The history of books begins with the invention of writing and printing. The history of printing dates back to ancient Persia and Mesopotamia when cylinder seals were used to certify clay documents which is linked to cuneiform writing on clay tablets.
The invention of wood block printing in China c.200CE and later moveable type in 11th century spread book production in East Asia. This type of printing was generally limited to Asia with occasional reports brought back to Europe by missionaries and traders which seem to have influenced development of printing technology in Europe.
Paper was invented in China c.1st century AD with the use of bamboo, bone, silk, wood and shells before this. The oldest extant printed book is the Diamond Sutra dating to 868AD and the Tang Dynasty. Bi Sheng invented the process of moveable type printing (1041-1048AD), so text could be copied by using formed character types – the earliest were made from clay or ceramic. This is the method improved on by Johannes Gutenberg in 15th century.
In Ancient Egypt papyrus was used for writing possibly as early as the First Dynasty – but first evidence is from the Fifth Dynasty (c.2400BC) and the account books of King Neferirkare Kakai. The stem of a redd (calamus) was sharpened to a point and used for writing. So the earliest history of books predates what would conventionally be called books today it began with tablets, scrolls and sheets of papyrus described above.

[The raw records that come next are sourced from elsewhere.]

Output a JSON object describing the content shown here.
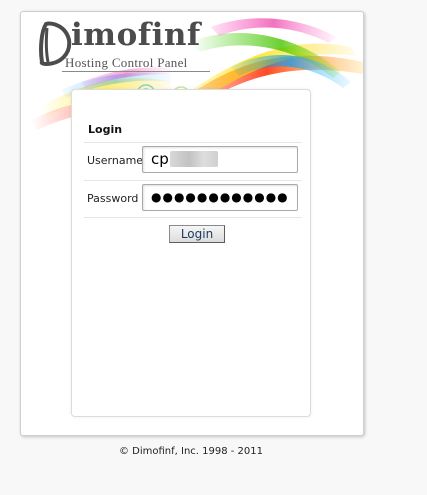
{
  "brand": {
    "name": "imofinf",
    "initial_letter": "D",
    "subtitle": "Hosting Control Panel"
  },
  "login": {
    "title": "Login",
    "username_label": "Username",
    "username_value": "cp",
    "password_label": "Password",
    "password_mask": "●●●●●●●●●●●●",
    "button_label": "Login"
  },
  "footer": {
    "copyright": "© Dimofinf, Inc. 1998 - 2011"
  },
  "colors": {
    "logo_text": "#4c4c4c",
    "button_text": "#1b3a5a",
    "panel_border": "#cfcfcf"
  }
}
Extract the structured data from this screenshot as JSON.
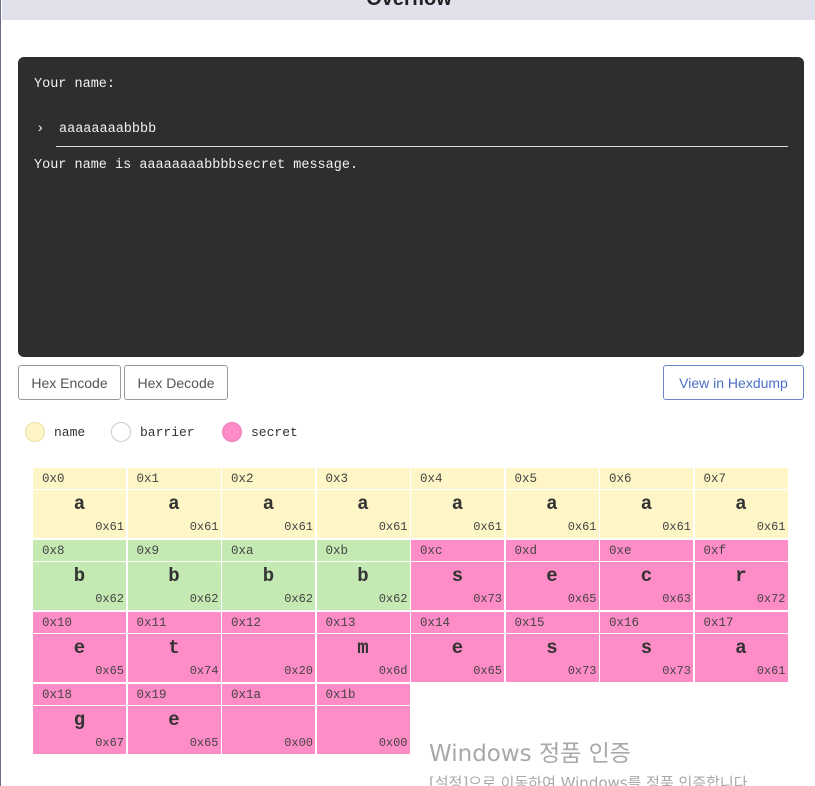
{
  "header": {
    "title": "Overflow"
  },
  "terminal": {
    "prompt": "Your name:",
    "prompt_arrow": "›",
    "input_value": "aaaaaaaabbbb",
    "output": "Your name is aaaaaaaabbbbsecret message."
  },
  "buttons": {
    "hex_encode": "Hex Encode",
    "hex_decode": "Hex Decode",
    "view_hexdump": "View in Hexdump"
  },
  "legend": [
    {
      "label": "name",
      "color": "#fef6c6"
    },
    {
      "label": "barrier",
      "color": "#ffffff"
    },
    {
      "label": "secret",
      "color": "#fe8cc6"
    }
  ],
  "colors": {
    "name": "#fef6c6",
    "barrier": "#c4e9b3",
    "secret": "#fe8cc6",
    "terminal_bg": "#2e2e2e",
    "accent": "#4a6fc9"
  },
  "memory": [
    {
      "addr": "0x0",
      "ch": "a",
      "hex": "0x61",
      "kind": "name"
    },
    {
      "addr": "0x1",
      "ch": "a",
      "hex": "0x61",
      "kind": "name"
    },
    {
      "addr": "0x2",
      "ch": "a",
      "hex": "0x61",
      "kind": "name"
    },
    {
      "addr": "0x3",
      "ch": "a",
      "hex": "0x61",
      "kind": "name"
    },
    {
      "addr": "0x4",
      "ch": "a",
      "hex": "0x61",
      "kind": "name"
    },
    {
      "addr": "0x5",
      "ch": "a",
      "hex": "0x61",
      "kind": "name"
    },
    {
      "addr": "0x6",
      "ch": "a",
      "hex": "0x61",
      "kind": "name"
    },
    {
      "addr": "0x7",
      "ch": "a",
      "hex": "0x61",
      "kind": "name"
    },
    {
      "addr": "0x8",
      "ch": "b",
      "hex": "0x62",
      "kind": "barrier"
    },
    {
      "addr": "0x9",
      "ch": "b",
      "hex": "0x62",
      "kind": "barrier"
    },
    {
      "addr": "0xa",
      "ch": "b",
      "hex": "0x62",
      "kind": "barrier"
    },
    {
      "addr": "0xb",
      "ch": "b",
      "hex": "0x62",
      "kind": "barrier"
    },
    {
      "addr": "0xc",
      "ch": "s",
      "hex": "0x73",
      "kind": "secret"
    },
    {
      "addr": "0xd",
      "ch": "e",
      "hex": "0x65",
      "kind": "secret"
    },
    {
      "addr": "0xe",
      "ch": "c",
      "hex": "0x63",
      "kind": "secret"
    },
    {
      "addr": "0xf",
      "ch": "r",
      "hex": "0x72",
      "kind": "secret"
    },
    {
      "addr": "0x10",
      "ch": "e",
      "hex": "0x65",
      "kind": "secret"
    },
    {
      "addr": "0x11",
      "ch": "t",
      "hex": "0x74",
      "kind": "secret"
    },
    {
      "addr": "0x12",
      "ch": "",
      "hex": "0x20",
      "kind": "secret"
    },
    {
      "addr": "0x13",
      "ch": "m",
      "hex": "0x6d",
      "kind": "secret"
    },
    {
      "addr": "0x14",
      "ch": "e",
      "hex": "0x65",
      "kind": "secret"
    },
    {
      "addr": "0x15",
      "ch": "s",
      "hex": "0x73",
      "kind": "secret"
    },
    {
      "addr": "0x16",
      "ch": "s",
      "hex": "0x73",
      "kind": "secret"
    },
    {
      "addr": "0x17",
      "ch": "a",
      "hex": "0x61",
      "kind": "secret"
    },
    {
      "addr": "0x18",
      "ch": "g",
      "hex": "0x67",
      "kind": "secret"
    },
    {
      "addr": "0x19",
      "ch": "e",
      "hex": "0x65",
      "kind": "secret"
    },
    {
      "addr": "0x1a",
      "ch": "",
      "hex": "0x00",
      "kind": "secret"
    },
    {
      "addr": "0x1b",
      "ch": "",
      "hex": "0x00",
      "kind": "secret"
    }
  ],
  "watermark": {
    "line1": "Windows 정품 인증",
    "line2": "[설정]으로 이동하여 Windows를 정품 인증합니다."
  }
}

In Mesoamerica information was recorded on long strips of paper, agave fibres or animal hides then folded and protected by wooden covers. These were thought to have been in existence between 3rd century and 8th century CE (Classical Period).
Romans used wooden wax-coated tales or pugillares they could write on/erase using a stylus.
Papyrus was replaced by parchment with production beginning c.3rd century BC. Legend suggest invented by King of Pergamon – Eumenes II – comes from name ‘pergamineum’ became parchment.
From a political and religious viewpoint books were censored early on cultural conflict led to mass destruction of books e.g. 303 Emperor Diocletian had Christian texts burnt. Censorship unfortunately continues today. Other form is books reserved for the elite – book was not a medium for expressing liberty.
The spread of books and attention of cataloguing and conservation as well as literary criticism developed during Hellenstic Period with the creation of large libraries responsing to the desire for knowledge exemplified by Aristotle. (The library of Alexandria).
Paper as a writing medium only become widespread during the 3rd century traditionally traced back to the Chinese during the Han Dynasty when official Cai Lun created a sheet of paper using mulberry and other bast fibres along with hemp waste, old rags and fishnets. An important development was the mechanisation of paper manufacturing by medieval papermakers.
The printing press brings the book into the Industrial Age. The cost of each individual book was lowered drastically meaning the distribution increased but the majority of books at this point were still in Latin.
The book in codex form and printed on paper as today date from the 15th century.
During the Enlightenment in the 18th century more and more books were printed resulting in an early form of information overload.
Steam printing press invented c.1820 and new paper mills caused book prices to drop. Increased readership among the general population not just the elite/wealthy. Several bibliographic features like the positioning and formulation of titles and subtitles were affected by this new production method.
The first typewriters were made in the 19th century and became common in offices from 1880s until the computer became commonpalce in the late 20th century. Desktop publishing is common and has been since 1990s and the invention of the internet and digital media further reduced futher production and distribution costs.
There were feats that these technological advances would lead to the death of traditional printed books. This had proven unfounded and books have proven resilient with sales in recent years taking an upturn,
Electronic or eBooks had limited success at the start, but in recent years populariy has exploded with many physical and digital e-readers. Since the Amazon Kindle was released in 2007 the format has increased due to the ease of accessibility and cost.
Audiobooks or spoken books as they were first called were created in 1930s to provide blind and visually impaired people access. In 1935 Royal National Institute for the Blind (RNIB) was first to deliver talking books to blind on vinyl records.(British based?) They changed medium in 1960s from vinyl to cassette tapes, and in 1980s to CDs. Audiobooks became industry standard term in 1995. The internet enabled greater accessibility and portability. Audible website is a prime example of this with thousands of books and podcasts available on the site.